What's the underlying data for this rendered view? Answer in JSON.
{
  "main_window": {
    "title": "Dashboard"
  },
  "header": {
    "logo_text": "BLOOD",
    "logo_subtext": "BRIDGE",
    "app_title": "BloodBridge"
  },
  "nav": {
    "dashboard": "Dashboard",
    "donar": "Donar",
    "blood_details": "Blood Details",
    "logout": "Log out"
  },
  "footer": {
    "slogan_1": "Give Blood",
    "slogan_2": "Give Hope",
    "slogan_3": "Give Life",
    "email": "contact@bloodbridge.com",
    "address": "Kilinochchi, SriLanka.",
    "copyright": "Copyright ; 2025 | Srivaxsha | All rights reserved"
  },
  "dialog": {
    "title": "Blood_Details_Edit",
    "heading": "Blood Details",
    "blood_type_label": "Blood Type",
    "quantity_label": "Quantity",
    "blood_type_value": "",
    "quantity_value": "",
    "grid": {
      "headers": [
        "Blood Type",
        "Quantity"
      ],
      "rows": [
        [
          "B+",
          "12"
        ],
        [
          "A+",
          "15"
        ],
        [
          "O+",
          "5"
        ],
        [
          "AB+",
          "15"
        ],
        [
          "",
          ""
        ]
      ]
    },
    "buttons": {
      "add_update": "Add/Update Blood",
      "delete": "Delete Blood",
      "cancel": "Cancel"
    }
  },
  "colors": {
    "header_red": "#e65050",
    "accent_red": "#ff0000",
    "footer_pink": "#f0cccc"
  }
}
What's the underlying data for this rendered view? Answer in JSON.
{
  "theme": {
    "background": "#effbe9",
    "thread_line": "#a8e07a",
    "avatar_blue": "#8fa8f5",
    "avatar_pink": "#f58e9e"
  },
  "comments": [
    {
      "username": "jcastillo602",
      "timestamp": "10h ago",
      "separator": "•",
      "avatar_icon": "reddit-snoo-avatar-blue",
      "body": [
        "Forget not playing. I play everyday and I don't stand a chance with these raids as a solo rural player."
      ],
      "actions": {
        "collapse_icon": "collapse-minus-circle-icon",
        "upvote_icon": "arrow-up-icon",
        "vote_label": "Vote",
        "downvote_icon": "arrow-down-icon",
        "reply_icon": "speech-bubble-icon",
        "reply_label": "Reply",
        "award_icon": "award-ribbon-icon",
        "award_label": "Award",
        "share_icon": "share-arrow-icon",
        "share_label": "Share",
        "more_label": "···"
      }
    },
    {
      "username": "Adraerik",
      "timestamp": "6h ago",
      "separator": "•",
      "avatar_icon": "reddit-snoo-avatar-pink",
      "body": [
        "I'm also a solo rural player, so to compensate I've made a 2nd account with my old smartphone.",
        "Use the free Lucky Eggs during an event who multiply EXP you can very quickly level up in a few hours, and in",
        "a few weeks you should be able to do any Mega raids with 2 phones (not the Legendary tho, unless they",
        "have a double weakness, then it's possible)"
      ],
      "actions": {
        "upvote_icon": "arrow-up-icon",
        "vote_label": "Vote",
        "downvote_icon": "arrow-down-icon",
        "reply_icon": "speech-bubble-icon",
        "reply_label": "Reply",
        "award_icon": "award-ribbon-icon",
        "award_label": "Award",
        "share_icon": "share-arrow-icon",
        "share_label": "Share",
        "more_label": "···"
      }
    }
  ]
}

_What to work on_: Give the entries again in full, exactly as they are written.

_Response below_:
What's the underlying data for this rendered view? Answer in JSON.
{
  "main_window": {
    "title": "Dashboard"
  },
  "header": {
    "logo_text": "BLOOD",
    "logo_subtext": "BRIDGE",
    "app_title": "BloodBridge"
  },
  "nav": {
    "dashboard": "Dashboard",
    "donar": "Donar",
    "blood_details": "Blood Details",
    "logout": "Log out"
  },
  "footer": {
    "slogan_1": "Give Blood",
    "slogan_2": "Give Hope",
    "slogan_3": "Give Life",
    "email": "contact@bloodbridge.com",
    "address": "Kilinochchi, SriLanka.",
    "copyright": "Copyright ; 2025 | Srivaxsha | All rights reserved"
  },
  "dialog": {
    "title": "Blood_Details_Edit",
    "heading": "Blood Details",
    "blood_type_label": "Blood Type",
    "quantity_label": "Quantity",
    "blood_type_value": "",
    "quantity_value": "",
    "grid": {
      "headers": [
        "Blood Type",
        "Quantity"
      ],
      "rows": [
        [
          "B+",
          "12"
        ],
        [
          "A+",
          "15"
        ],
        [
          "O+",
          "5"
        ],
        [
          "AB+",
          "15"
        ],
        [
          "",
          ""
        ]
      ]
    },
    "buttons": {
      "add_update": "Add/Update Blood",
      "delete": "Delete Blood",
      "cancel": "Cancel"
    }
  },
  "colors": {
    "header_red": "#e65050",
    "accent_red": "#ff0000",
    "footer_pink": "#f0cccc"
  }
}
What's the underlying data for this rendered view? Answer in JSON.
{
  "theme": {
    "background": "#effbe9",
    "thread_line": "#a8e07a",
    "avatar_blue": "#8fa8f5",
    "avatar_pink": "#f58e9e"
  },
  "comments": [
    {
      "username": "jcastillo602",
      "timestamp": "10h ago",
      "separator": "•",
      "avatar_icon": "reddit-snoo-avatar-blue",
      "body": [
        "Forget not playing. I play everyday and I don't stand a chance with these raids as a solo rural player."
      ],
      "actions": {
        "collapse_icon": "collapse-minus-circle-icon",
        "upvote_icon": "arrow-up-icon",
        "vote_label": "Vote",
        "downvote_icon": "arrow-down-icon",
        "reply_icon": "speech-bubble-icon",
        "reply_label": "Reply",
        "award_icon": "award-ribbon-icon",
        "award_label": "Award",
        "share_icon": "share-arrow-icon",
        "share_label": "Share",
        "more_label": "···"
      }
    },
    {
      "username": "Adraerik",
      "timestamp": "6h ago",
      "separator": "•",
      "avatar_icon": "reddit-snoo-avatar-pink",
      "body": [
        "I'm also a solo rural player, so to compensate I've made a 2nd account with my old smartphone.",
        "Use the free Lucky Eggs during an event who multiply EXP you can very quickly level up in a few hours, and in",
        "a few weeks you should be able to do any Mega raids with 2 phones (not the Legendary tho, unless they",
        "have a double weakness, then it's possible)"
      ],
      "actions": {
        "upvote_icon": "arrow-up-icon",
        "vote_label": "Vote",
        "downvote_icon": "arrow-down-icon",
        "reply_icon": "speech-bubble-icon",
        "reply_label": "Reply",
        "award_icon": "award-ribbon-icon",
        "award_label": "Award",
        "share_icon": "share-arrow-icon",
        "share_label": "Share",
        "more_label": "···"
      }
    }
  ]
}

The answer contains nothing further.